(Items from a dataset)
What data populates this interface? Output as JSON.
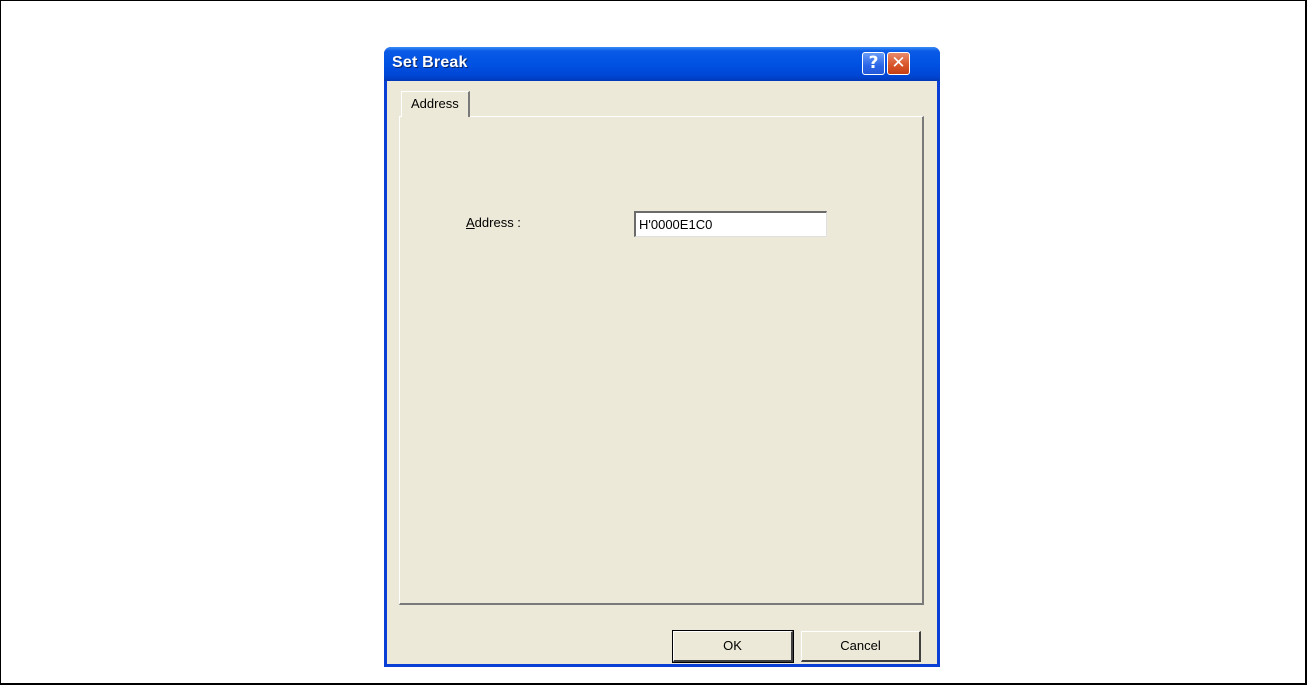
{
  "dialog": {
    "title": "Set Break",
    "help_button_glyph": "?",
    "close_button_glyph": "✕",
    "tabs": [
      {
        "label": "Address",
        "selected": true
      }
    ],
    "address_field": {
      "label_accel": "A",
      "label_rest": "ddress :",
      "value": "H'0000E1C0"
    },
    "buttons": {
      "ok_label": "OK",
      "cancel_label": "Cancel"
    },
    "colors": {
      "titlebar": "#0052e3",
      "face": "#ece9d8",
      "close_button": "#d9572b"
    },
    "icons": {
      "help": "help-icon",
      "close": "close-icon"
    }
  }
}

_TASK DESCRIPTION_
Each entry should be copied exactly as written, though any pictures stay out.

_YOUR RESPONSE_
What data populates this interface? Output as JSON.
{
  "dialog": {
    "title": "Set Break",
    "help_button_glyph": "?",
    "close_button_glyph": "✕",
    "tabs": [
      {
        "label": "Address",
        "selected": true
      }
    ],
    "address_field": {
      "label_accel": "A",
      "label_rest": "ddress :",
      "value": "H'0000E1C0"
    },
    "buttons": {
      "ok_label": "OK",
      "cancel_label": "Cancel"
    },
    "colors": {
      "titlebar": "#0052e3",
      "face": "#ece9d8",
      "close_button": "#d9572b"
    },
    "icons": {
      "help": "help-icon",
      "close": "close-icon"
    }
  }
}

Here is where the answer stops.